Look for "Extract the structured" in the entries below. Then write out exactly the line that holds it and every line after it, to the last, and nothing else.

-- -- --

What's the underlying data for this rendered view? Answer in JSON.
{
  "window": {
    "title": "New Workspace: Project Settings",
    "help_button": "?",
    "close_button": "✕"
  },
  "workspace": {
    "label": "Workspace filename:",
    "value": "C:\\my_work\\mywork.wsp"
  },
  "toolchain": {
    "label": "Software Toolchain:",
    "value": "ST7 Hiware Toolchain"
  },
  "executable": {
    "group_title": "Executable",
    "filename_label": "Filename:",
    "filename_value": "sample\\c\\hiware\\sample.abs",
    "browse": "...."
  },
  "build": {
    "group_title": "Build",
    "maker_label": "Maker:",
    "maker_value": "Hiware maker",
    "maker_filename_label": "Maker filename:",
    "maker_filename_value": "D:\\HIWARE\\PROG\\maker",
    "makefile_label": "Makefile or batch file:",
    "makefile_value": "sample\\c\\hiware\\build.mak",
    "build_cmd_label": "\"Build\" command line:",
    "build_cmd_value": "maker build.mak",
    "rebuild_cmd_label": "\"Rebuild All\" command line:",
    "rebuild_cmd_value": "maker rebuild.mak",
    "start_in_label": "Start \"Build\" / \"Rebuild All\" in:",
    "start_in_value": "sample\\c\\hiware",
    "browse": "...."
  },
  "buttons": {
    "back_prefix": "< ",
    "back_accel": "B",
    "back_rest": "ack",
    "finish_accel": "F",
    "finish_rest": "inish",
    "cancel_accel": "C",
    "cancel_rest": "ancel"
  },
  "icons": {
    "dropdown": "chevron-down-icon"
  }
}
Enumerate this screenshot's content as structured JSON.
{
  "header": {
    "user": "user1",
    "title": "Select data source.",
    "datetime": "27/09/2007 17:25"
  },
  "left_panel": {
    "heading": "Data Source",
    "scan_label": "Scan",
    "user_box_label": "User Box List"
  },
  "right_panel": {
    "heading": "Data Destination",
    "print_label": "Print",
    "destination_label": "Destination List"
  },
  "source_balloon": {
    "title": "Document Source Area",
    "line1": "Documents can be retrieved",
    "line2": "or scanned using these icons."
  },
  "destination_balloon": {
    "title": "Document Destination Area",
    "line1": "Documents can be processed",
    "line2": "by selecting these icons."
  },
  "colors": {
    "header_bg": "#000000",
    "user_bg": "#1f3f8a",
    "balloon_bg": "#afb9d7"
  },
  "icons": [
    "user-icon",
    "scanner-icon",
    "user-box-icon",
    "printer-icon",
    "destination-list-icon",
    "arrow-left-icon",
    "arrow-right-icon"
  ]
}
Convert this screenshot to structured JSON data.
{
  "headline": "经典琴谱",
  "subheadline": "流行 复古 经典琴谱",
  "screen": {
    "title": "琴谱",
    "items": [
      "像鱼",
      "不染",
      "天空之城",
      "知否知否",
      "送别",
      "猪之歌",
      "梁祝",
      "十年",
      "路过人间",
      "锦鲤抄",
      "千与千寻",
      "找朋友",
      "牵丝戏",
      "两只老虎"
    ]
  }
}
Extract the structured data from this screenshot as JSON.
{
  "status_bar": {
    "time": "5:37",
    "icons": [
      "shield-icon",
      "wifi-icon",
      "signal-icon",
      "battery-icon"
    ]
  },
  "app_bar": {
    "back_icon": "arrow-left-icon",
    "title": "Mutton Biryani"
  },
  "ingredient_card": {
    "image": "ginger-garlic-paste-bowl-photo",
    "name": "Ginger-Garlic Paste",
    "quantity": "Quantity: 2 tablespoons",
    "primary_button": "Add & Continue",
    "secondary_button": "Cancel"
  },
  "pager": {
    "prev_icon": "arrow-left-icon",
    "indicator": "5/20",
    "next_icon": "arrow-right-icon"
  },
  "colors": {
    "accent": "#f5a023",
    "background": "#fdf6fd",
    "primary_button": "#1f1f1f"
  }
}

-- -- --

[PROBLEM SOLUTION]
Extract the structured data from this screenshot as JSON.
{
  "status_bar": {
    "time": "5:37",
    "icons": [
      "shield-icon",
      "wifi-icon",
      "signal-icon",
      "battery-icon"
    ]
  },
  "app_bar": {
    "back_icon": "arrow-left-icon",
    "title": "Mutton Biryani"
  },
  "ingredient_card": {
    "image": "ginger-garlic-paste-bowl-photo",
    "name": "Ginger-Garlic Paste",
    "quantity": "Quantity: 2 tablespoons",
    "primary_button": "Add & Continue",
    "secondary_button": "Cancel"
  },
  "pager": {
    "prev_icon": "arrow-left-icon",
    "indicator": "5/20",
    "next_icon": "arrow-right-icon"
  },
  "colors": {
    "accent": "#f5a023",
    "background": "#fdf6fd",
    "primary_button": "#1f1f1f"
  }
}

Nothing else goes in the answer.